  • When planting multiple mango trees, ensure there’s adequate spacing between each. This promotes better air circulation, reducing the chances of diseases that thrive in stagnant, humid conditions.
  • Prune your mango tree annually to remove dead or diseased branches. This improves air circulation and reduces the number of potential sites for fungal spores to lodge and grow. Sanitize your pruning tools before and after use to prevent the spread of pathogens.
  • Healthy, well-draining soil is crucial. Ensure the ground around your mango tree doesn’t retain excessive moisture, which can be a breeding ground for fungi.
  • Regularly checking soil pH and nutrient levels can also help in keeping the tree healthy, making it less susceptible to diseases.
  • Instead of overhead watering, use drip irrigation or water at the base. This prevents water from settling on mango leaves, which can foster fungal growth.
  • If you’re planting a new mango tree, consider opting for disease-resistant cultivars of mango. These are genetically more resistant to certain diseases and can significantly reduce the chances of infection.
  • Regularly inspect your mango tree for the first signs of any disease symptoms. Early detection is crucial for effective disease management.
  • Always keep the area around the mango tree free from fallen leaves, fruit, or branches. These can be potential carriers of disease-causing pathogens.

How To Treat Mango Tree Diseases

Treating a sick mango tree effectively requires a combination of cultural, biological, and chemical approaches.

  • Fungicides: Copper fungicides can be particularly useful. Ideally, the tree should be thoroughly coated with the fungicide before infection occurs. It’s best to apply fungicide in the early spring and again 10 to 21 days later to protect the panicles of blossoms.
  • Natural Remedies: Some natural remedies, such as neem oil or baking soda solutions, can be effective against certain mild fungal infections. These are environmentally friendly and can be a good first step before resorting to chemical treatments.
  • Improved Sanitation: Ensure the area around the tree is always clean. Removing and destroying infected parts of the mango tree can prevent the spread of the infection to new growth.
  • Enhanced Nutrition: A well-fed mango tree is better equipped to resist diseases. Ensure your tree receives all the necessary nutrients, but avoid overfertilization.
  • Protection from Pests: Many diseases are transmitted by pests. Using organic or chemical pest control measures can not only prevent pest damage but also reduce the risk of diseases they might bring.
  • Isolation: If one tree is infected, isolate it by pruning or even removing it if necessary to protect other nearby trees.
  • Consistent Monitoring: Once a disease has been identified and treated, continue monitoring the tree.
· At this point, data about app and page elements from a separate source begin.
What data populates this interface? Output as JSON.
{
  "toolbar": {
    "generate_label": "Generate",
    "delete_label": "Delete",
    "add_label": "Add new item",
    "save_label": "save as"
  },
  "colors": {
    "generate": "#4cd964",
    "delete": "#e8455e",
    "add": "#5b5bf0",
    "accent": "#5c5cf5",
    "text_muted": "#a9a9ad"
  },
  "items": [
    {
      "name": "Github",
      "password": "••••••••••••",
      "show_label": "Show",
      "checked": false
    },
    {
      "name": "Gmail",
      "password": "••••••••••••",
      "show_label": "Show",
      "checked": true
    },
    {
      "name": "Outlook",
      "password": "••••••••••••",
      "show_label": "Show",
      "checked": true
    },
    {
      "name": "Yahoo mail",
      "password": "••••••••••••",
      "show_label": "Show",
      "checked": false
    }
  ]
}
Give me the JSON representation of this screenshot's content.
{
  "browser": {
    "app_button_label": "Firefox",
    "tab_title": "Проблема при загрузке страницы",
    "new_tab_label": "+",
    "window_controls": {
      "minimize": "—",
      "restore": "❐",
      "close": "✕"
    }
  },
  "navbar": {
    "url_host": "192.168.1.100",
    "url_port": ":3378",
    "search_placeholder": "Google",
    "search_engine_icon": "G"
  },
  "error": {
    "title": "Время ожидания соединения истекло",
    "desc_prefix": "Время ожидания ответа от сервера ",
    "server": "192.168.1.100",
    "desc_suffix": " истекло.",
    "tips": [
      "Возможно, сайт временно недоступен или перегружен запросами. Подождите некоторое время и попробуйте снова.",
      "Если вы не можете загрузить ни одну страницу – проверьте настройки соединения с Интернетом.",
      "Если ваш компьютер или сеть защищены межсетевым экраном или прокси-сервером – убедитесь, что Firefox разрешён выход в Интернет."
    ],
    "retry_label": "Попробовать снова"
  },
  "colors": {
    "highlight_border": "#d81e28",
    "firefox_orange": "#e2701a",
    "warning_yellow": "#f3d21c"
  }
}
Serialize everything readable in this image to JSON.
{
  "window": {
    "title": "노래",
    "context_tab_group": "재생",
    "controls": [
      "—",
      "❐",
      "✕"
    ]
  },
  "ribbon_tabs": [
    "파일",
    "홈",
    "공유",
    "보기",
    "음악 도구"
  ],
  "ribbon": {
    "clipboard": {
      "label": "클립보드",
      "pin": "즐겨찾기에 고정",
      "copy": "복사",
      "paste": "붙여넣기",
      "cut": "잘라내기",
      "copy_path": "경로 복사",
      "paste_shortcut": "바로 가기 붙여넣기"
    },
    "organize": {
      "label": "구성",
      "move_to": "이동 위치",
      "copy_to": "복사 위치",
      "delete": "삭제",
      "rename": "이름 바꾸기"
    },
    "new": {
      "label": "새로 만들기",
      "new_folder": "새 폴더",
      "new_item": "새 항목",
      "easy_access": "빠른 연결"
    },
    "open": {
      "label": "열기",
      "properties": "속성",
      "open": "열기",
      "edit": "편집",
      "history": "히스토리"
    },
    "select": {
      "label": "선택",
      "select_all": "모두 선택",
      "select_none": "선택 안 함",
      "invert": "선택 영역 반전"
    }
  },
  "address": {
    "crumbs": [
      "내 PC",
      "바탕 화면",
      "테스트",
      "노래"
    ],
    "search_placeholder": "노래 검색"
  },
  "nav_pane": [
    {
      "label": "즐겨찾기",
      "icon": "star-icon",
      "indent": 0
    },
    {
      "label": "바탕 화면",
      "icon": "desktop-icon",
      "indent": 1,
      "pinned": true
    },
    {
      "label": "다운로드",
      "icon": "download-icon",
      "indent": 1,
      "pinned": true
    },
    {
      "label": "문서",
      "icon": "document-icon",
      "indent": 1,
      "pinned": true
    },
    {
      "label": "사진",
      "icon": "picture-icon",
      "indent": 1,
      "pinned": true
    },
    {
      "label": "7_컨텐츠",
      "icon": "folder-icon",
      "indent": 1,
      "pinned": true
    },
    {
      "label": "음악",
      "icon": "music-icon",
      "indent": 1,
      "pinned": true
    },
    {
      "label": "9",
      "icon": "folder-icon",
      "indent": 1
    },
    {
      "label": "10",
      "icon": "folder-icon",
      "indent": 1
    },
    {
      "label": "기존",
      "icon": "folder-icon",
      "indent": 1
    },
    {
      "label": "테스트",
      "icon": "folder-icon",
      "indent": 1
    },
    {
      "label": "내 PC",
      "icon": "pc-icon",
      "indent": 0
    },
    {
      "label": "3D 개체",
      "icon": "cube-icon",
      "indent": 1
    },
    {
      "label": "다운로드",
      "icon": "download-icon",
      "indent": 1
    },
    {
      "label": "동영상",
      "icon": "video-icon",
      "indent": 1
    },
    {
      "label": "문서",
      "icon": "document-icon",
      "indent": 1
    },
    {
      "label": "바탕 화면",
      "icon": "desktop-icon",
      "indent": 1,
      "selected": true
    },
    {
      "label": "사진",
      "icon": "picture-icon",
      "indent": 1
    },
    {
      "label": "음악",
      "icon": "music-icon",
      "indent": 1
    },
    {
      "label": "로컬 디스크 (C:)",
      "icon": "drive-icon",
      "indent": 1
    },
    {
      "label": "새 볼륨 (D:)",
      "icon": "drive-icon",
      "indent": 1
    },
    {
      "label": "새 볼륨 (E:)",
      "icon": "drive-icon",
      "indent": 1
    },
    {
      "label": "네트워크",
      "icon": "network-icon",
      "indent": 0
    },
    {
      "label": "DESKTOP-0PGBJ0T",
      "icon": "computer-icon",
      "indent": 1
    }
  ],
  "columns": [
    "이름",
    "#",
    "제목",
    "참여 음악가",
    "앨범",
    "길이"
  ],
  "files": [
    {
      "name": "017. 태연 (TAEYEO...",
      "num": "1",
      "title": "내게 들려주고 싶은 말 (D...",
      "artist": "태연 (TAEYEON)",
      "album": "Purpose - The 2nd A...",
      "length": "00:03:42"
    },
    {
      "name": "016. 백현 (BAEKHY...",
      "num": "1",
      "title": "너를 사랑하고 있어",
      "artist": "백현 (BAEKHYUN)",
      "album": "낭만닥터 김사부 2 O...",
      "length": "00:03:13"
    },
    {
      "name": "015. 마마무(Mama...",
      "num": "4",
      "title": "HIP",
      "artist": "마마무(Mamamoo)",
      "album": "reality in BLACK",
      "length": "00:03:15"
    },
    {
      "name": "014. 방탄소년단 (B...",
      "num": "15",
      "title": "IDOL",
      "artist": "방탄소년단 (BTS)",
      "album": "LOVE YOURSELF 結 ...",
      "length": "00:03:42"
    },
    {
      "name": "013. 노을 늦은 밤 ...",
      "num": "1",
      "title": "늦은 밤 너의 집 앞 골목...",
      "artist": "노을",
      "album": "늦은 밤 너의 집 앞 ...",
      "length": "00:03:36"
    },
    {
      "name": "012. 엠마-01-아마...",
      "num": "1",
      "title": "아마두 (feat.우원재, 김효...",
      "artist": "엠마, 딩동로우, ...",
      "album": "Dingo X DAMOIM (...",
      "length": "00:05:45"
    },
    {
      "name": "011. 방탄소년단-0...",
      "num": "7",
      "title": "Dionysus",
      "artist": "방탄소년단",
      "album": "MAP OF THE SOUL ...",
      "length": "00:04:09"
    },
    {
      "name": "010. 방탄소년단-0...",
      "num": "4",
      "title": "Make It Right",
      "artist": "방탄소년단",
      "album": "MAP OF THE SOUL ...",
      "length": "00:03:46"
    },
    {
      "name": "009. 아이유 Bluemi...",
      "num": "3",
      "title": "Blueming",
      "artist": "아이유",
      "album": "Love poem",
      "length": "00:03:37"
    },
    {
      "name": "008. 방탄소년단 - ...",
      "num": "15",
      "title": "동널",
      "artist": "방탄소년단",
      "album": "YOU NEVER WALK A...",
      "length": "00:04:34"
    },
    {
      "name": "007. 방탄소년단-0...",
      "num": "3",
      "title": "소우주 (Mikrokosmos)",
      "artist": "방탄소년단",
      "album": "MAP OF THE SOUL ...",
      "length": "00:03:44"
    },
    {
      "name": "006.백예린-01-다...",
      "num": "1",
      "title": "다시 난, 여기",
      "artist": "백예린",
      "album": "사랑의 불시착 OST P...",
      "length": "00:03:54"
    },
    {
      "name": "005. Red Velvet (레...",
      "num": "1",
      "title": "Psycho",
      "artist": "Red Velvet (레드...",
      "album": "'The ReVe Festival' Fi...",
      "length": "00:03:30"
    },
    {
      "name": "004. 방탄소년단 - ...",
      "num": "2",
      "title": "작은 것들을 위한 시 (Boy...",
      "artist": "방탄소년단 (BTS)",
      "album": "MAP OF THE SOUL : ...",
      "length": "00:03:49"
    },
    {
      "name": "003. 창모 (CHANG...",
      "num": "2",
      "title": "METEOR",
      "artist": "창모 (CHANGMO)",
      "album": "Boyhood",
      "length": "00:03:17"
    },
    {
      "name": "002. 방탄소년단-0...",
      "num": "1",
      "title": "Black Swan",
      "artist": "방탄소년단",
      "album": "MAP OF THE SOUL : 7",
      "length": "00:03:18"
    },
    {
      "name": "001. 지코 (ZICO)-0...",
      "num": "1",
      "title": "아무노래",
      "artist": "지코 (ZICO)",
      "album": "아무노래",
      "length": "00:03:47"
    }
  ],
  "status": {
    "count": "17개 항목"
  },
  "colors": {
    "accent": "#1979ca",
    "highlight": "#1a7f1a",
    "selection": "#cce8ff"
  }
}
Some diseases can recur, and early detection is crucial for effective management.
  • Consultation: If you’re unsure about a disease or its treatment, consult your local extension office. They can provide expert advice tailored to your specific situation.

Related Questions:

How Do You Treat Black Mold on a Mango Tree?

The presence of sooty mold indicates an underlying pest problem as this fungus thrives on the honeydew excreted by pests like aphids, scale insects, and whiteflies.

Before treating sooty mold, address the pests causing the issue. Natural predators, insecticidal soaps, or specific insecticides can help reduce pest populations.

Use a soft cloth or sponge with mild soapy water to gently wipe away the mold from mango leaves and branches. Ensure you rinse the areas of the mango tree thoroughly afterward.

What Is the Best Fungicide for Mango Trees?

The best fungicide often depends on the specific disease you’re treating. However, copper fungicides are widely regarded as effective for a number of mango tree diseases.

Before applying, always identify the disease, follow label instructions, and rotate different types of fungicides to avoid resistance issues.

Closing Thoughts

While there are numerous mango tree diseases, the key to managing them successfully is correctly identifying mango disease symptoms.

Regular inspection, proper treatments, and seeking expert advice when unsure can ensure your mango tree remains healthy and productive.